_Instructions for the task_
Give a count of the lines below that have the string "中际旭创" in them, with no other words.

_Source information_

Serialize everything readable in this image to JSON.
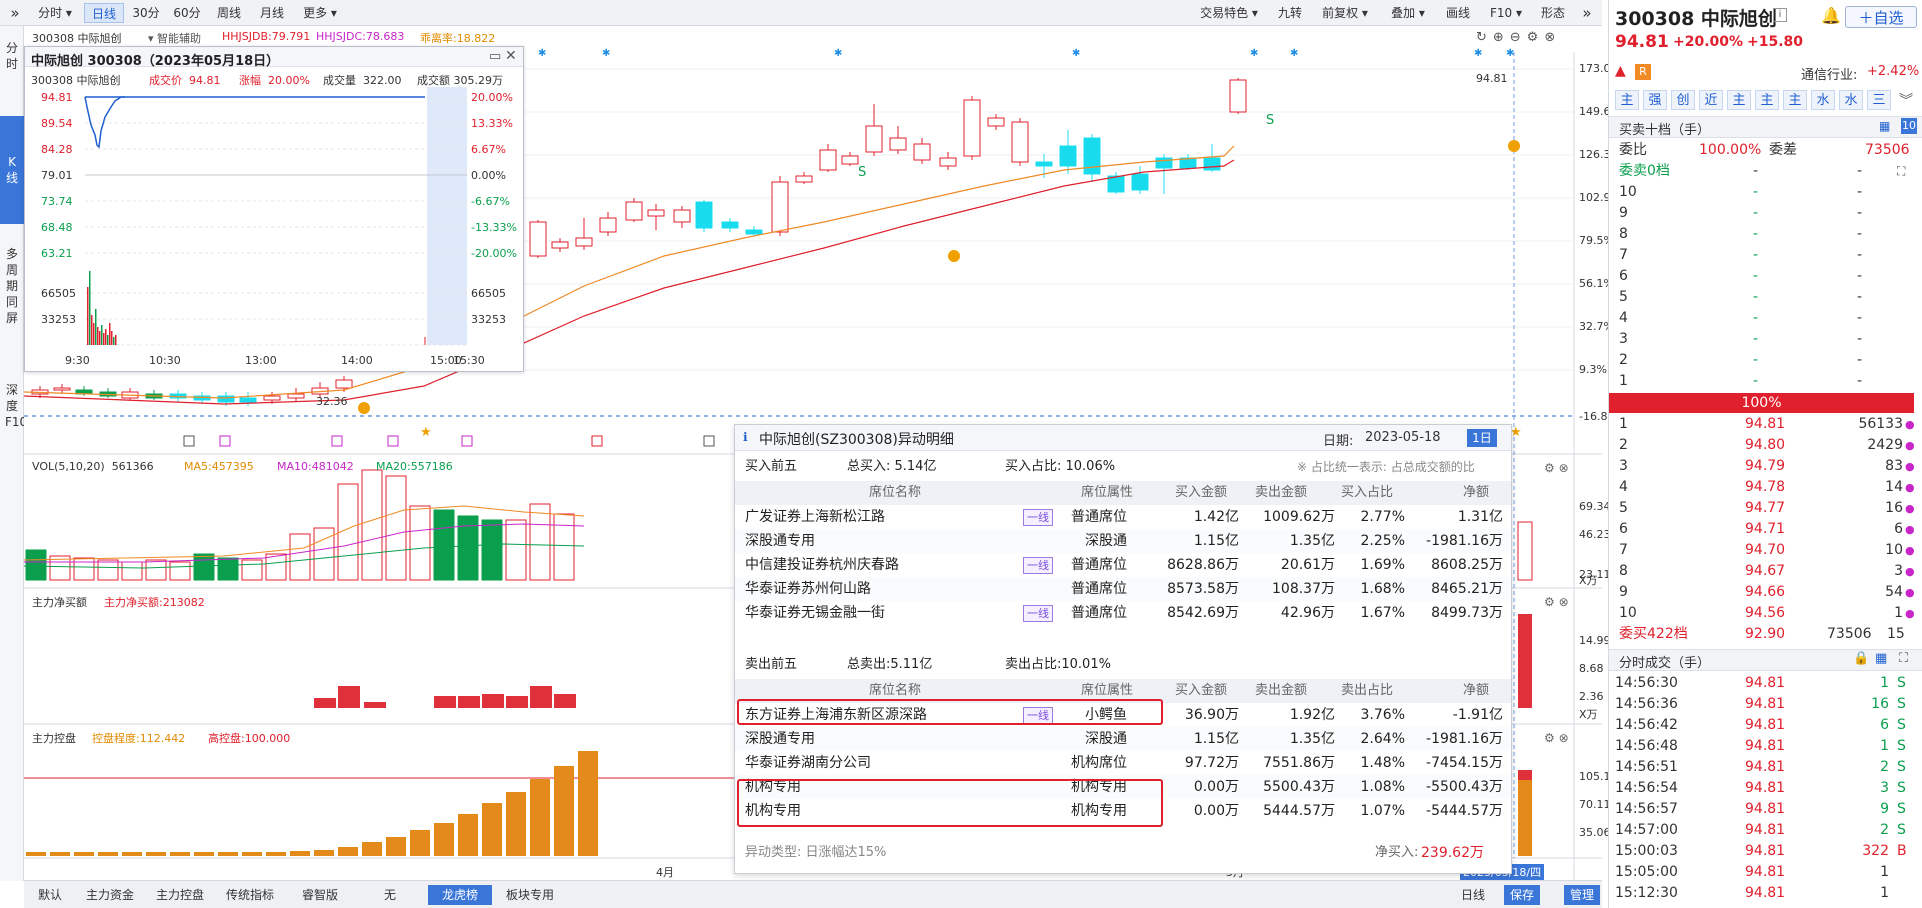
{
  "toolbar": {
    "periods": [
      "分时",
      "日线",
      "30分",
      "60分",
      "周线",
      "月线",
      "更多"
    ],
    "active_period": "日线",
    "right": [
      "交易特色",
      "九转",
      "前复权",
      "叠加",
      "画线",
      "F10",
      "形态"
    ]
  },
  "leftbar": {
    "items": [
      "分时",
      "K线",
      "多周期同屏",
      "深度F10"
    ],
    "active": "K线"
  },
  "chart": {
    "stock_line": "300308 中际旭创",
    "assist": "智能辅助",
    "indicators": [
      "HHJSJDB:79.791",
      "HHJSJDC:78.683",
      "乖离率:18.822"
    ],
    "price_axis": [
      "173.0%",
      "149.6%",
      "126.3%",
      "102.9%",
      "79.5%",
      "56.1%",
      "32.7%",
      "9.3%",
      "-16.8%"
    ],
    "high_label": "94.81",
    "low_label": "32.36",
    "vol_line": {
      "label": "VOL(5,10,20)",
      "v": "561366",
      "ma5": "MA5:457395",
      "ma10": "MA10:481042",
      "ma20": "MA20:557186"
    },
    "vol_axis": [
      "69.34",
      "46.23",
      "23.11",
      "X万"
    ],
    "net_line": {
      "label": "主力净买额",
      "v": "主力净买额:213082"
    },
    "net_axis": [
      "14.99",
      "8.68",
      "2.36",
      "X万"
    ],
    "ctrl_line": {
      "label": "主力控盘",
      "a": "控盘程度:112.442",
      "b": "高控盘:100.000"
    },
    "ctrl_axis": [
      "105.17",
      "70.11",
      "35.06"
    ],
    "x_labels": [
      "4月",
      "5月",
      "2023/05/18/四"
    ]
  },
  "mini": {
    "title": "中际旭创 300308（2023年05月18日）",
    "row1": {
      "name": "300308 中际旭创",
      "price_label": "成交价",
      "price": "94.81",
      "chg_label": "涨幅",
      "chg": "20.00%",
      "vol_label": "成交量",
      "vol": "322.00",
      "amt_label": "成交额",
      "amt": "305.29万"
    },
    "left_axis": [
      "94.81",
      "89.54",
      "84.28",
      "79.01",
      "73.74",
      "68.48",
      "63.21",
      "66505",
      "33253"
    ],
    "right_axis": [
      "20.00%",
      "13.33%",
      "6.67%",
      "0.00%",
      "-6.67%",
      "-13.33%",
      "-20.00%",
      "66505",
      "33253"
    ],
    "times": [
      "9:30",
      "10:30",
      "13:00",
      "14:00",
      "15:00",
      "15:30"
    ]
  },
  "popup": {
    "title": "中际旭创(SZ300308)异动明细",
    "date_label": "日期:",
    "date": "2023-05-18",
    "period_btn": "1日",
    "buy_section": {
      "label": "买入前五",
      "total": "总买入: 5.14亿",
      "ratio": "买入占比: 10.06%",
      "note": "※ 占比统一表示: 占总成交额的比"
    },
    "columns": [
      "席位名称",
      "席位属性",
      "买入金额",
      "卖出金额",
      "买入占比",
      "净额"
    ],
    "buy_rows": [
      {
        "name": "广发证券上海新松江路",
        "tag": "一线",
        "attr": "普通席位",
        "buy": "1.42亿",
        "sell": "1009.62万",
        "ratio": "2.77%",
        "net": "1.31亿"
      },
      {
        "name": "深股通专用",
        "tag": "",
        "attr": "深股通",
        "buy": "1.15亿",
        "sell": "1.35亿",
        "ratio": "2.25%",
        "net": "-1981.16万"
      },
      {
        "name": "中信建投证券杭州庆春路",
        "tag": "一线",
        "attr": "普通席位",
        "buy": "8628.86万",
        "sell": "20.61万",
        "ratio": "1.69%",
        "net": "8608.25万"
      },
      {
        "name": "华泰证券苏州何山路",
        "tag": "",
        "attr": "普通席位",
        "buy": "8573.58万",
        "sell": "108.37万",
        "ratio": "1.68%",
        "net": "8465.21万"
      },
      {
        "name": "华泰证券无锡金融一街",
        "tag": "一线",
        "attr": "普通席位",
        "buy": "8542.69万",
        "sell": "42.96万",
        "ratio": "1.67%",
        "net": "8499.73万"
      }
    ],
    "sell_section": {
      "label": "卖出前五",
      "total": "总卖出:5.11亿",
      "ratio": "卖出占比:10.01%"
    },
    "sell_columns": [
      "席位名称",
      "席位属性",
      "买入金额",
      "卖出金额",
      "卖出占比",
      "净额"
    ],
    "sell_rows": [
      {
        "name": "东方证券上海浦东新区源深路",
        "tag": "一线",
        "attr": "小鳄鱼",
        "buy": "36.90万",
        "sell": "1.92亿",
        "ratio": "3.76%",
        "net": "-1.91亿"
      },
      {
        "name": "深股通专用",
        "tag": "",
        "attr": "深股通",
        "buy": "1.15亿",
        "sell": "1.35亿",
        "ratio": "2.64%",
        "net": "-1981.16万"
      },
      {
        "name": "华泰证券湖南分公司",
        "tag": "",
        "attr": "机构席位",
        "buy": "97.72万",
        "sell": "7551.86万",
        "ratio": "1.48%",
        "net": "-7454.15万"
      },
      {
        "name": "机构专用",
        "tag": "",
        "attr": "机构专用",
        "buy": "0.00万",
        "sell": "5500.43万",
        "ratio": "1.08%",
        "net": "-5500.43万"
      },
      {
        "name": "机构专用",
        "tag": "",
        "attr": "机构专用",
        "buy": "0.00万",
        "sell": "5444.57万",
        "ratio": "1.07%",
        "net": "-5444.57万"
      }
    ],
    "footer_type": "异动类型: 日涨幅达15%",
    "footer_net_label": "净买入:",
    "footer_net": "239.62万"
  },
  "bottom_tabs": [
    "默认",
    "主力资金",
    "主力控盘",
    "传统指标",
    "睿智版",
    "无",
    "龙虎榜",
    "板块专用"
  ],
  "bottom_active": "龙虎榜",
  "bottom_right": [
    "日线",
    "保存",
    "管理"
  ],
  "right": {
    "title": "300308 中际旭创",
    "fav": "自选",
    "price": "94.81",
    "change": "+20.00%",
    "change_abs": "+15.80",
    "badge": "R",
    "industry": "通信行业:",
    "industry_chg": "+2.42%",
    "tabs": [
      "主",
      "强",
      "创",
      "近",
      "主",
      "主",
      "主",
      "水",
      "水",
      "三"
    ],
    "ob_title": "买卖十档（手）",
    "ob_num": "10",
    "weibi_label": "委比",
    "weibi": "100.00%",
    "weicha_label": "委差",
    "weicha": "73506",
    "wsell0": "委卖0档",
    "ask_levels": [
      "10",
      "9",
      "8",
      "7",
      "6",
      "5",
      "4",
      "3",
      "2",
      "1"
    ],
    "pct_bar": "100%",
    "bids": [
      {
        "lv": "1",
        "p": "94.81",
        "v": "56133"
      },
      {
        "lv": "2",
        "p": "94.80",
        "v": "2429"
      },
      {
        "lv": "3",
        "p": "94.79",
        "v": "83"
      },
      {
        "lv": "4",
        "p": "94.78",
        "v": "14"
      },
      {
        "lv": "5",
        "p": "94.77",
        "v": "16"
      },
      {
        "lv": "6",
        "p": "94.71",
        "v": "6"
      },
      {
        "lv": "7",
        "p": "94.70",
        "v": "10"
      },
      {
        "lv": "8",
        "p": "94.67",
        "v": "3"
      },
      {
        "lv": "9",
        "p": "94.66",
        "v": "54"
      },
      {
        "lv": "10",
        "p": "94.56",
        "v": "1"
      }
    ],
    "wbuy": {
      "label": "委买422档",
      "p": "92.90",
      "v": "73506",
      "n": "15"
    },
    "trades_title": "分时成交（手）",
    "trades": [
      {
        "t": "14:56:30",
        "p": "94.81",
        "v": "1",
        "s": "S"
      },
      {
        "t": "14:56:36",
        "p": "94.81",
        "v": "16",
        "s": "S"
      },
      {
        "t": "14:56:42",
        "p": "94.81",
        "v": "6",
        "s": "S"
      },
      {
        "t": "14:56:48",
        "p": "94.81",
        "v": "1",
        "s": "S"
      },
      {
        "t": "14:56:51",
        "p": "94.81",
        "v": "2",
        "s": "S"
      },
      {
        "t": "14:56:54",
        "p": "94.81",
        "v": "3",
        "s": "S"
      },
      {
        "t": "14:56:57",
        "p": "94.81",
        "v": "9",
        "s": "S"
      },
      {
        "t": "14:57:00",
        "p": "94.81",
        "v": "2",
        "s": "S"
      },
      {
        "t": "15:00:03",
        "p": "94.81",
        "v": "322",
        "s": "B"
      },
      {
        "t": "15:05:00",
        "p": "94.81",
        "v": "1",
        "s": ""
      },
      {
        "t": "15:12:30",
        "p": "94.81",
        "v": "1",
        "s": ""
      }
    ]
  }
}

_Response area_
5